Suppression of Ehrlich carcinoma growth by cobra venom factor

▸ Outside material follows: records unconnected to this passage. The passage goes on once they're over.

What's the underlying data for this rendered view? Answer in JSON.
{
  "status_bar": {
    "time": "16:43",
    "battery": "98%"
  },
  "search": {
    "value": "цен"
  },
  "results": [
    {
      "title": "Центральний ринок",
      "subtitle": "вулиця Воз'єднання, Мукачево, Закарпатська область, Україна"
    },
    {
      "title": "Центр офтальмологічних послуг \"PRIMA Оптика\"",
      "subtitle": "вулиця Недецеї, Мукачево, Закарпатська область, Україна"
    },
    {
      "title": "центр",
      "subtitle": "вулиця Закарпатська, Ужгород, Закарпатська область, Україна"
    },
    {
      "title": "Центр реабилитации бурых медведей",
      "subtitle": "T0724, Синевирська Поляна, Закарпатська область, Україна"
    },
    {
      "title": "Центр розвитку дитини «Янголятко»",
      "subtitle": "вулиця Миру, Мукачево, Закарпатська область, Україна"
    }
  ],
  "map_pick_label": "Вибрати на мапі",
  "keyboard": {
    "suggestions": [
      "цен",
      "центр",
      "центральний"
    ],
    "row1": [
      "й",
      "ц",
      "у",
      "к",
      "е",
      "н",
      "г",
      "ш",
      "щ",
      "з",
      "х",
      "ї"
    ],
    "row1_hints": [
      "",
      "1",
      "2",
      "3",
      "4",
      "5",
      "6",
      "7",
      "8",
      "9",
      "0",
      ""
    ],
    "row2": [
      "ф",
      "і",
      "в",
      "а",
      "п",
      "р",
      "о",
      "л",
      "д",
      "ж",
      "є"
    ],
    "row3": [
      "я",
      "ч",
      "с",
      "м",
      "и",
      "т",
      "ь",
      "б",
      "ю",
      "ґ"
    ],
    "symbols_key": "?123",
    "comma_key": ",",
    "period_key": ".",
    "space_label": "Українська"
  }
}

Cobra venom factor (CVF) depletes the complement system of the blood by forming stable convertase C3/C5 of the alternative pathway. We found that CVF from the Thailand cobra venom slows down the growth of subcutaneous Ehrlich carcinoma (EC) in mice at a dose of 1.7 nmol/g. Previously, we described a similar effect for the nerve growth factor (NGF) from the venom of this cobra. However, these factors did not exhibit either synergy or additive effect. On the contrary, they neutralized the antitumor effect of each other when they were administered simultaneously. Therefore, on the one hand, the NGF antitumor effect against EC manifests itself under the conditions of inflammation, and normal functioning of the complement system is necessary for this effect to occur. On the other hand, suppression of the humoral immune system leads to a slowdown of the EC growth, but administration of NGF prevents this.